CSS Z-index

The z-index property is used to move elements along the z-axis, i.e. in or out of view. It is used to specify the order of elements when they overlap. The z-index only works on positioned elements (position: absolute, relative, fixed, or sticky) and flex items (elements that are direct children of display: flex elements).

The z-index property can be specified using the keyword auto or as an <integer>.

1. Auto

The box creates no new local stacking context. In the current stacking context, the generated box has a stack level of 0.

2. Integer

In the current stacking context, this <integer> represents the stack level of the generated box. In addition, the box creates a local stacking context. This means that the z-indices of descendants are not compared to the z-indices of elements other than this one.





z-index is a CSS property that controls the stacking order of elements. It only works on positioned elements (elements with a position value other than static). The z-index property sets the stack order of a positioned element and its descendants or flex items. An element with a higher z-index value will appear on top of an element with a lower z-index value. If two elements have the same z-index, the element that comes later in the HTML source order is placed on top. You can use positive or negative integer values to set the z-index property.

In CSS, the z-index property controls the stacking order of elements on a web page. Its maximum value is 2147483647. This value is the maximum integer value that can be represented in 32 bits, which is the limit of the z-index property. If you set a z-index value higher than this number, the browser will ignore it and treat it as the maximum value. It's important to note that using a high z-index value can cause stacking context and layout issues, so it's important to use it judiciously.

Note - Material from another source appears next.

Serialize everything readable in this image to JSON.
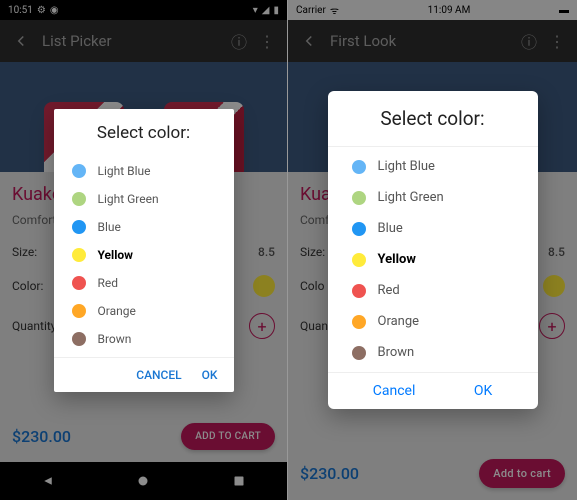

Debugging z-index issues in CSS can be challenging, but there are a few strategies you can use. First, use a browser's developer tools to inspect the elements and their z-index values. This can help you identify any conflicts or unexpected behavior. Second, try adjusting the z-index values of the conflicting elements to see if that resolves the issue. Finally, consider restructuring your HTML and CSS to avoid complex nesting and overlapping, which can cause z-index issues.